We found a journal of the Philomathean Society at the Academy. It is dated on the first page as August 1850. The first entry:
At a convention of teachers and students at the Macedon Academy on Friday the twenty fifth day of April A.D. 1845 Stephen Wood was chosen chairman and Gideon Freeman the secretary. The following resolutions were then adopted.
1. Resolved that we the teachers and students of Macedon Academy resolve ourselves the improvement of our minds by lectures, essays and extemporaneous speaking.
2. Resolved that Stephen Wood, Jerome Rowe, William W. Alexander and Isaac N. Hoag compose a committee to form a constitution and by-laws for said Society. On motion they then adjourned to meet on Friday of next week.
The first obvious question – Why does the first page say August 1850 when the first entry is dated in April 1845? Other questions – Who were these individuals? What exactly did the Philomathean Society do? I can only answer the last question right now. The Philomathean Society is a literary society that promotes learning . The University of Pennsylvania still has one. Theirs was founded in 1813. As we continue in the journal we will find intriguing debate topics and the outcome of said debates. Are you intrigued? Check back for more.
This is just a test.
Here is a nice photo.
We will be having a business meeting on Tuesday May 11, with election of officers, and some planning for the future. Anyone with nominations for board positions should let us know. The meeting will be at Macedon Academy at 7 pm. Bring ideas you have for the upcoming year!
We had a well-attended meeting on April 13, when Charles Lenhart presented on the underground railroad in Macedon. He has incredible knowledge on the subject. If you are interested in learning more about his research, please let us know.
We now have a Facebook page for anyone interested in our community history, @ Macedon NY History. Become a fan!
We’ll be meeting on Tue April 13, 2010 at the Macedon Academy. Our speaker, noted Underground Railroad researcher Charles Lenhart, will talk about the UGRR in Macedon. All interested in Macedon history are welcome! The meeting starts at 7 pm. If you cannot attend but are interested in more information, please contact us.
On Flag Day June 14 2009, MHS received a new large US flag to hang in front of the Academy. This replaced one that had been worn out years ago. The flag was donated by Waste Management, and a ceremony was held to dedicate the flag to the Packard family, whose ancestors began the original Macedon Center Historical Society. Charles Packard accepted a plaque in his family’s honor, Bob Oaks was present, and people enjoyed the new displays. I’m having trouble uploading the pix.

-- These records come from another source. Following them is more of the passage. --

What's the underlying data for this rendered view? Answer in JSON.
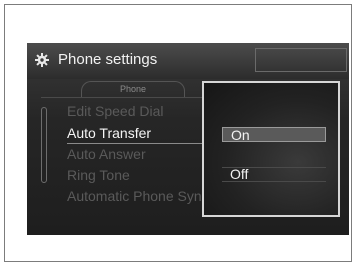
{
  "title": "Phone settings",
  "tab_label": "Phone",
  "menu_items": [
    {
      "label": "Edit Speed Dial",
      "active": false
    },
    {
      "label": "Auto Transfer",
      "active": true
    },
    {
      "label": "Auto Answer",
      "active": false
    },
    {
      "label": "Ring Tone",
      "active": false
    },
    {
      "label": "Automatic Phone Sync",
      "active": false
    }
  ],
  "options": [
    {
      "label": "On",
      "selected": true
    },
    {
      "label": "Off",
      "selected": false
    }
  ],
  "icons": {
    "title": "gear-icon"
  }
}
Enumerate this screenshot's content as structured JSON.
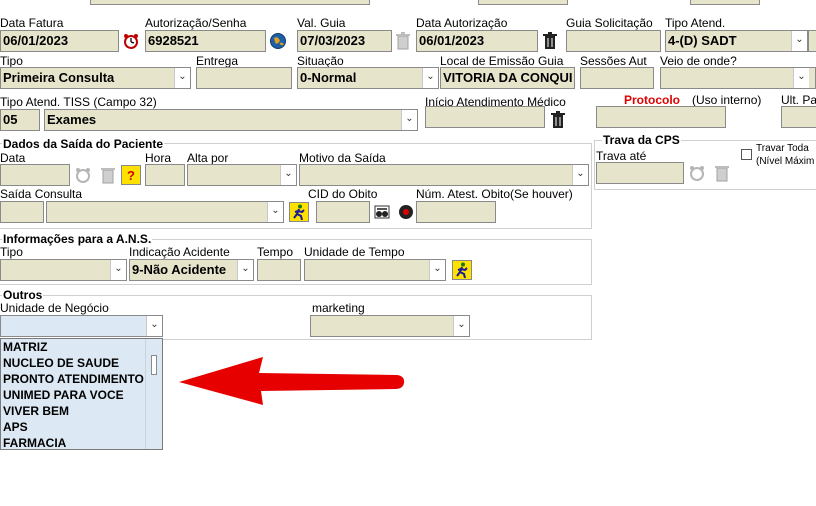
{
  "row1": {
    "data_fatura_label": "Data Fatura",
    "data_fatura_value": "06/01/2023",
    "autorizacao_label": "Autorização/Senha",
    "autorizacao_value": "6928521",
    "val_guia_label": "Val. Guia",
    "val_guia_value": "07/03/2023",
    "data_autorizacao_label": "Data Autorização",
    "data_autorizacao_value": "06/01/2023",
    "guia_solicitacao_label": "Guia Solicitação",
    "guia_solicitacao_value": "",
    "tipo_atend_label": "Tipo Atend.",
    "tipo_atend_value": "4-(D) SADT"
  },
  "row2": {
    "tipo_label": "Tipo",
    "tipo_value": "Primeira Consulta",
    "entrega_label": "Entrega",
    "entrega_value": "",
    "situacao_label": "Situação",
    "situacao_value": "0-Normal",
    "local_emissao_label": "Local de Emissão Guia",
    "local_emissao_value": "VITORIA DA CONQUI",
    "sessoes_label": "Sessões Aut",
    "sessoes_value": "",
    "veio_label": "Veio de onde?",
    "veio_value": ""
  },
  "row3": {
    "tipo_tiss_label": "Tipo Atend. TISS (Campo 32)",
    "tipo_tiss_code": "05",
    "tipo_tiss_value": "Exames",
    "inicio_label": "Início Atendimento Médico",
    "protocolo_label": "Protocolo",
    "uso_interno_label": "(Uso interno)",
    "ult_label": "Ult. Pa"
  },
  "saida": {
    "title": "Dados da Saída do Paciente",
    "data_label": "Data",
    "hora_label": "Hora",
    "alta_label": "Alta por",
    "motivo_label": "Motivo da Saída",
    "saida_consulta_label": "Saída Consulta",
    "cid_label": "CID do Obito",
    "atest_label": "Núm. Atest. Obito(Se houver)"
  },
  "trava": {
    "title": "Trava da CPS",
    "trava_ate_label": "Trava até",
    "travar_label": "Travar Toda",
    "nivel_label": "(Nível Máxim"
  },
  "ans": {
    "title": "Informações para a A.N.S.",
    "tipo_label": "Tipo",
    "indicacao_label": "Indicação Acidente",
    "indicacao_value": "9-Não Acidente",
    "tempo_label": "Tempo",
    "unidade_tempo_label": "Unidade de Tempo"
  },
  "outros": {
    "title": "Outros",
    "unidade_negocio_label": "Unidade de Negócio",
    "marketing_label": "marketing"
  },
  "dropdown": {
    "items": [
      "MATRIZ",
      "NUCLEO DE SAUDE",
      "PRONTO ATENDIMENTO",
      "UNIMED PARA VOCE",
      "VIVER BEM",
      "APS",
      "FARMACIA"
    ]
  },
  "colors": {
    "field_bg": "#e7e4cc",
    "dropdown_bg": "#dce8f4",
    "protocolo_red": "#e00000",
    "arrow_red": "#e60000"
  },
  "icons": [
    "alarm-clock-icon",
    "globe-icon",
    "trash-icon",
    "question-icon",
    "running-man-icon",
    "search-binoculars-icon",
    "record-icon",
    "chevron-down-icon"
  ]
}
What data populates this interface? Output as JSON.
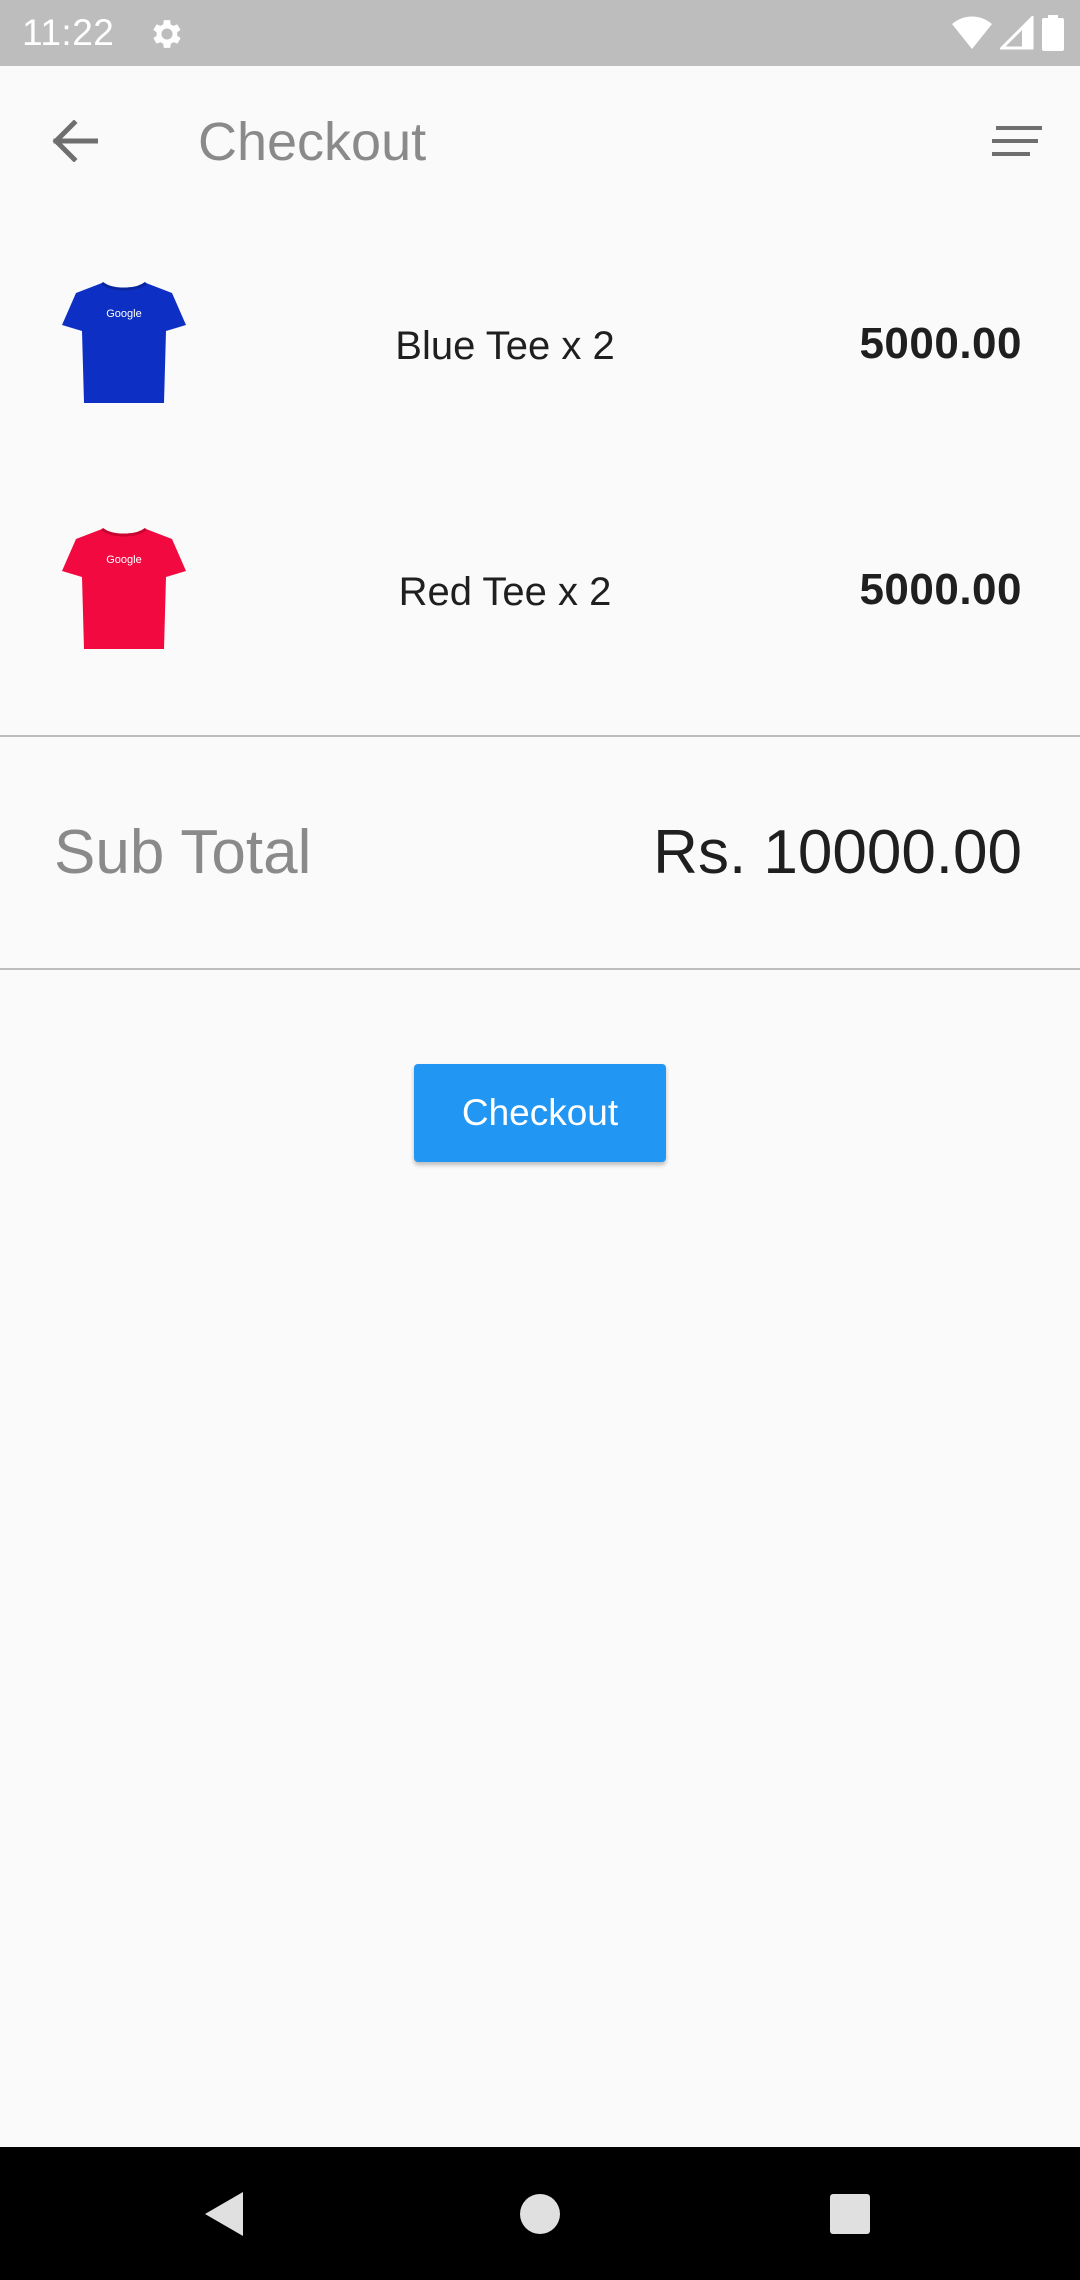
{
  "status_bar": {
    "time": "11:22",
    "icons": [
      "settings-gear-icon",
      "wifi-icon",
      "cellular-signal-icon",
      "battery-icon"
    ]
  },
  "app_bar": {
    "title": "Checkout",
    "back_icon": "arrow-back-icon",
    "menu_icon": "sort-menu-icon"
  },
  "cart": {
    "items": [
      {
        "name": "Blue Tee x 2",
        "price": "5000.00",
        "shirt_color": "#0d2fc4",
        "logo_text": "Google"
      },
      {
        "name": "Red Tee x 2",
        "price": "5000.00",
        "shirt_color": "#f2093f",
        "logo_text": "Google"
      }
    ]
  },
  "summary": {
    "label": "Sub Total",
    "value": "Rs. 10000.00"
  },
  "actions": {
    "checkout_label": "Checkout",
    "accent_color": "#2196f3"
  },
  "nav_bar": {
    "icons": [
      "nav-back-icon",
      "nav-home-icon",
      "nav-recents-icon"
    ]
  }
}
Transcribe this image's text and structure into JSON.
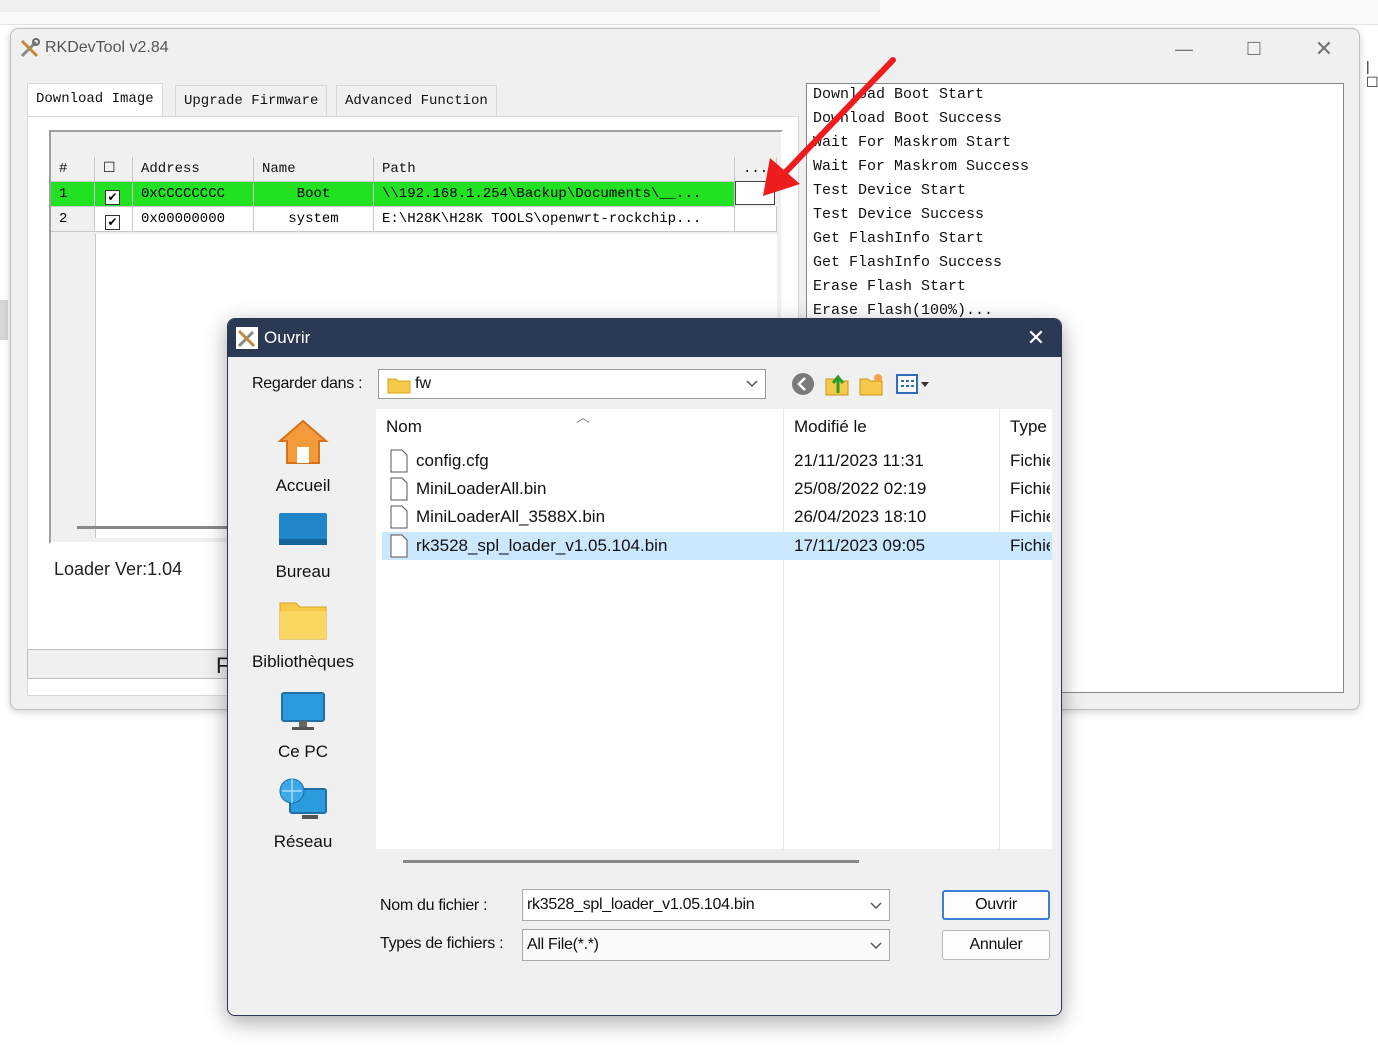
{
  "main_window": {
    "title": "RKDevTool v2.84",
    "tabs": [
      "Download Image",
      "Upgrade Firmware",
      "Advanced Function"
    ],
    "grid": {
      "columns": [
        "#",
        "☐",
        "Address",
        "Name",
        "Path",
        "..."
      ],
      "rows": [
        {
          "num": "1",
          "checked": "✔",
          "address": "0xCCCCCCCC",
          "name": "Boot",
          "path": "\\\\192.168.1.254\\Backup\\Documents\\__...",
          "highlighted": true
        },
        {
          "num": "2",
          "checked": "✔",
          "address": "0x00000000",
          "name": "system",
          "path": "E:\\H28K\\H28K TOOLS\\openwrt-rockchip...",
          "highlighted": false
        }
      ]
    },
    "loader_version": "Loader Ver:1.04",
    "partial_button": "F",
    "log": [
      "Download Boot Start",
      "Download Boot Success",
      "Wait For Maskrom Start",
      "Wait For Maskrom Success",
      "Test Device Start",
      "Test Device Success",
      "Get FlashInfo Start",
      "Get FlashInfo Success",
      "Erase Flash Start",
      "Erase Flash(100%)..."
    ]
  },
  "dialog": {
    "title": "Ouvrir",
    "look_in_label": "Regarder dans :",
    "look_in_value": "fw",
    "places": [
      "Accueil",
      "Bureau",
      "Bibliothèques",
      "Ce PC",
      "Réseau"
    ],
    "columns": {
      "name": "Nom",
      "modified": "Modifié le",
      "type": "Type"
    },
    "files": [
      {
        "name": "config.cfg",
        "modified": "21/11/2023 11:31",
        "type": "Fichier"
      },
      {
        "name": "MiniLoaderAll.bin",
        "modified": "25/08/2022 02:19",
        "type": "Fichier"
      },
      {
        "name": "MiniLoaderAll_3588X.bin",
        "modified": "26/04/2023 18:10",
        "type": "Fichier"
      },
      {
        "name": "rk3528_spl_loader_v1.05.104.bin",
        "modified": "17/11/2023 09:05",
        "type": "Fichier",
        "selected": true
      }
    ],
    "filename_label": "Nom du fichier :",
    "filename_value": "rk3528_spl_loader_v1.05.104.bin",
    "filetype_label": "Types de fichiers :",
    "filetype_value": "All File(*.*)",
    "open_button": "Ouvrir",
    "cancel_button": "Annuler"
  },
  "colors": {
    "highlight_row": "#22e022",
    "dialog_titlebar": "#2c3954",
    "selected_file": "#cce8ff",
    "annotation_arrow": "#ee1c1c"
  }
}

Welcome to the Macedon (NY) Historical Society! Today we had a “meet the Historians” event at Books Etc in Macedon village, attended by village, town, and library historians and the public. Thanks to Books Etc. for organizing this; we look forward to another similar event where we can all discuss local history.